I next removed the scrap ply backing pad, which held the lead in place during the pour.
You can see how the molten lead charred the ply pad. It bubbled and smoked wonderfully, as it did in the keel.
I used a Bahco scraper to fair both sides to a flat surface.
Next I filled the low spots on both sides with thickened epoxy.
And I then sanded both sides of the ballast to a smooth, flat surface, like this.
Then it was time to shape the edges of the board to a streamlined profile.
First I sprung a strip of thin ply to a fair curve along the trailing edge of the board, taking the line from the drawings. Like this.
Then I used the big Festool sander to shape the board to the profile indicated on the drawings. This was the result.
The leading edge now has a bullet-nosed profile, and the trailing edge has a long taper down to a thin edge. This will slide through the water nicely.
You can see that the edges are protected by epoxy armour which I added to a rebate cut around the edges of the board way back at the beginning of the build. Removal of material during the shaping has revealed the armour, especially on the trailing edge.
With hindsight I don't think the sander was the best choice of tool to do this. The board got pretty hot and I was concerned that the heat might damage the epoxy, but it seemed fine when it had cooled down. If I were to do it again I would use a plane and just finish with the sander.
After shaping I applied fibreglass cloth to both sides of the board. Here is the starboard side with its 'glass, curing.
The drawings say to wrap the cloth around the leading edge at this stage, but mine resolutely refused to stay in place.
So instead I added a strip to the leading edge when I was 'glassing out the bottom of the hull interior, like this.
Prior to this I had recoated the board to fill the weave of the 'glass cloth, and sanded it.
The board is nearly complete. It needs a couple more coats of clear resin and to be sanded to a very fine finish.
The manual says to leave it like this, as do other builders, but I am pretty well decided that I will paint it the same colour as the hull.

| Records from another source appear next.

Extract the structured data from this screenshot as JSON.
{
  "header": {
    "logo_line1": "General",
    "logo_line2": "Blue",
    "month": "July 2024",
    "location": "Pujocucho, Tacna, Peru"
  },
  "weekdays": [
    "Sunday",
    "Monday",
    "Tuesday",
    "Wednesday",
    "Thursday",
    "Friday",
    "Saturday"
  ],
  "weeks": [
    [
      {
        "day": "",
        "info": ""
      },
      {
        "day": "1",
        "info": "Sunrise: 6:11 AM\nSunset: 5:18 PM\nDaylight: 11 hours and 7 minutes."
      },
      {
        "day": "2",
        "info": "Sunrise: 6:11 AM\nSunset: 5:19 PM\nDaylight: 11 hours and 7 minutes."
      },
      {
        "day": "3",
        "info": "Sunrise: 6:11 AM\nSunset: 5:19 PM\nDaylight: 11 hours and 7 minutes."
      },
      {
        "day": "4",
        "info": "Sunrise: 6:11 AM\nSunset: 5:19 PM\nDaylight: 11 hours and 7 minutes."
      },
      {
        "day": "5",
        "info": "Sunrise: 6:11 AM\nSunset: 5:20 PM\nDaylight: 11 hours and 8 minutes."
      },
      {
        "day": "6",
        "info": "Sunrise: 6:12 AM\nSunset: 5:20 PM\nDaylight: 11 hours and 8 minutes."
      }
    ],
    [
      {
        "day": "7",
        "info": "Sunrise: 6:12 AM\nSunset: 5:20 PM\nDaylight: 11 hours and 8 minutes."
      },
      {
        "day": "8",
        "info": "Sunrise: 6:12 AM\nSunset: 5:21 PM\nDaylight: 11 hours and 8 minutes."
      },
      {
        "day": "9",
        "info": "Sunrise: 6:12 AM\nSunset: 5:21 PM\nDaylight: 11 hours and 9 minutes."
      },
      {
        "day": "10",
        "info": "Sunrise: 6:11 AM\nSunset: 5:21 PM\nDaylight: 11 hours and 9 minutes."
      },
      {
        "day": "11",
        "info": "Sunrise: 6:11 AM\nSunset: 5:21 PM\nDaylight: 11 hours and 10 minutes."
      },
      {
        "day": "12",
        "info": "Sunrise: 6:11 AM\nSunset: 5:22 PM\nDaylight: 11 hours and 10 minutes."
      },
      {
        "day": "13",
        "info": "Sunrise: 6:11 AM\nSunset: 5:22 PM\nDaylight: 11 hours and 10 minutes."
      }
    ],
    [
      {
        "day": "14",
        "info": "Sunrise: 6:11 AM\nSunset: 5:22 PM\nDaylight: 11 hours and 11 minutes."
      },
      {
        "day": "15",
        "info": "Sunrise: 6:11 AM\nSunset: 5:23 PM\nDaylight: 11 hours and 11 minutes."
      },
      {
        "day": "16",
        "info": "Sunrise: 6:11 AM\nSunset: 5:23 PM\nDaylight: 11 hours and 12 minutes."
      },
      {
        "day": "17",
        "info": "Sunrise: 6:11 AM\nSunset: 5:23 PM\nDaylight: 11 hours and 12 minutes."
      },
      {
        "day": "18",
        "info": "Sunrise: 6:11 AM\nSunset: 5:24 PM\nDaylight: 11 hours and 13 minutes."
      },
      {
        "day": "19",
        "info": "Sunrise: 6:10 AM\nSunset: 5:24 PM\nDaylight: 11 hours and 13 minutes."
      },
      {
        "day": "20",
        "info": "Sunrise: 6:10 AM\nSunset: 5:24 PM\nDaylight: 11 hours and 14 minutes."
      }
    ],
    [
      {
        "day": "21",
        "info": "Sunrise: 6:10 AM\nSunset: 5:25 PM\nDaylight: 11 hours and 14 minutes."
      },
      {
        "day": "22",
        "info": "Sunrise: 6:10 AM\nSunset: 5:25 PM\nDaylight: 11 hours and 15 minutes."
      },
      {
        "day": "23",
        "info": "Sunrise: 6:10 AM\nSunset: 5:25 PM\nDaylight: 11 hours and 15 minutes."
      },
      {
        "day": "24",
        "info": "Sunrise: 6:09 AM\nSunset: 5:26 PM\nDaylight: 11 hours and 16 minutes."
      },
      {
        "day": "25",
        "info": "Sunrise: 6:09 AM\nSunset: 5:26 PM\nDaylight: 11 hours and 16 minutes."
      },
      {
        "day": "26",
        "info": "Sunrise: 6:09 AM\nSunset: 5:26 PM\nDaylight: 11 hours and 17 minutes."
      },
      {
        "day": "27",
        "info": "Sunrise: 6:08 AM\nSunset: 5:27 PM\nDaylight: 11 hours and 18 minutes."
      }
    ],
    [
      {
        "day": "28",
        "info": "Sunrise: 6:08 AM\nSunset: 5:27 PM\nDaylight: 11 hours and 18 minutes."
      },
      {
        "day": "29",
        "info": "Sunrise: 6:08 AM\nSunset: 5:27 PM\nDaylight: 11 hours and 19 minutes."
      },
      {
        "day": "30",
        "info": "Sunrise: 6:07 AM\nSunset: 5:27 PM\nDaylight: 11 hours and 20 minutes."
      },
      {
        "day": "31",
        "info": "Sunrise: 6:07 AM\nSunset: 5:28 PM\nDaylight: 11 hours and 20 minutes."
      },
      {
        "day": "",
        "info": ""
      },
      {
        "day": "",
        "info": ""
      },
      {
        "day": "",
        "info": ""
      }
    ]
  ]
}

Others say that no one will ever see it, but it's actually really easy to see the keel or the board of a boat sailing in clear water. And I think as it is this board is not very pretty!
So it will end up being dark blue.